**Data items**
◇ ◇ ◇ ◇ ◇ ◇ ◇
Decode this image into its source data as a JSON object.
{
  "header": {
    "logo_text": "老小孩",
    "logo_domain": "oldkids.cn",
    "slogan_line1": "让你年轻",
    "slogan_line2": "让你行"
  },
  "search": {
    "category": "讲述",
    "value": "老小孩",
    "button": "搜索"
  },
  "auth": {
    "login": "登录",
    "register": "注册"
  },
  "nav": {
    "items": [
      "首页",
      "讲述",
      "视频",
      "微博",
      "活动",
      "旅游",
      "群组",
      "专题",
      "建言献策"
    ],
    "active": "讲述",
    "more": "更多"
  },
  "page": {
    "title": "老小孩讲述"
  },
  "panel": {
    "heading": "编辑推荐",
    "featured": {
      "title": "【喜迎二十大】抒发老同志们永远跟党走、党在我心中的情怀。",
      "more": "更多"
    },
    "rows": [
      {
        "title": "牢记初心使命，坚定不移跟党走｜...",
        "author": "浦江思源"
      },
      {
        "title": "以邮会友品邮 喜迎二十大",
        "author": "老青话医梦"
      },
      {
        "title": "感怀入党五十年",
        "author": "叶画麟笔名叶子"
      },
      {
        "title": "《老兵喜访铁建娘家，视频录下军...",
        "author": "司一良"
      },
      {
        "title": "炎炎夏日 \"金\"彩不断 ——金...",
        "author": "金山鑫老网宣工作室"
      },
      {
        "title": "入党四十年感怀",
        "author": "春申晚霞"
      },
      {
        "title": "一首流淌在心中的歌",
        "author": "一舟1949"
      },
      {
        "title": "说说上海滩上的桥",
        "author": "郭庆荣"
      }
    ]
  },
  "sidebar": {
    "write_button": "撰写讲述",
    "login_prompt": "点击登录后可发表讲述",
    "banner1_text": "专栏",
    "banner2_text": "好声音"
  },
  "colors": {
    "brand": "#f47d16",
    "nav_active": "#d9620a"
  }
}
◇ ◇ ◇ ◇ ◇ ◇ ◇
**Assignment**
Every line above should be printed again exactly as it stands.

**Answer space**
Decode this image into its source data as a JSON object.
{
  "header": {
    "logo_text": "老小孩",
    "logo_domain": "oldkids.cn",
    "slogan_line1": "让你年轻",
    "slogan_line2": "让你行"
  },
  "search": {
    "category": "讲述",
    "value": "老小孩",
    "button": "搜索"
  },
  "auth": {
    "login": "登录",
    "register": "注册"
  },
  "nav": {
    "items": [
      "首页",
      "讲述",
      "视频",
      "微博",
      "活动",
      "旅游",
      "群组",
      "专题",
      "建言献策"
    ],
    "active": "讲述",
    "more": "更多"
  },
  "page": {
    "title": "老小孩讲述"
  },
  "panel": {
    "heading": "编辑推荐",
    "featured": {
      "title": "【喜迎二十大】抒发老同志们永远跟党走、党在我心中的情怀。",
      "more": "更多"
    },
    "rows": [
      {
        "title": "牢记初心使命，坚定不移跟党走｜...",
        "author": "浦江思源"
      },
      {
        "title": "以邮会友品邮 喜迎二十大",
        "author": "老青话医梦"
      },
      {
        "title": "感怀入党五十年",
        "author": "叶画麟笔名叶子"
      },
      {
        "title": "《老兵喜访铁建娘家，视频录下军...",
        "author": "司一良"
      },
      {
        "title": "炎炎夏日 \"金\"彩不断 ——金...",
        "author": "金山鑫老网宣工作室"
      },
      {
        "title": "入党四十年感怀",
        "author": "春申晚霞"
      },
      {
        "title": "一首流淌在心中的歌",
        "author": "一舟1949"
      },
      {
        "title": "说说上海滩上的桥",
        "author": "郭庆荣"
      }
    ]
  },
  "sidebar": {
    "write_button": "撰写讲述",
    "login_prompt": "点击登录后可发表讲述",
    "banner1_text": "专栏",
    "banner2_text": "好声音"
  },
  "colors": {
    "brand": "#f47d16",
    "nav_active": "#d9620a"
  }
}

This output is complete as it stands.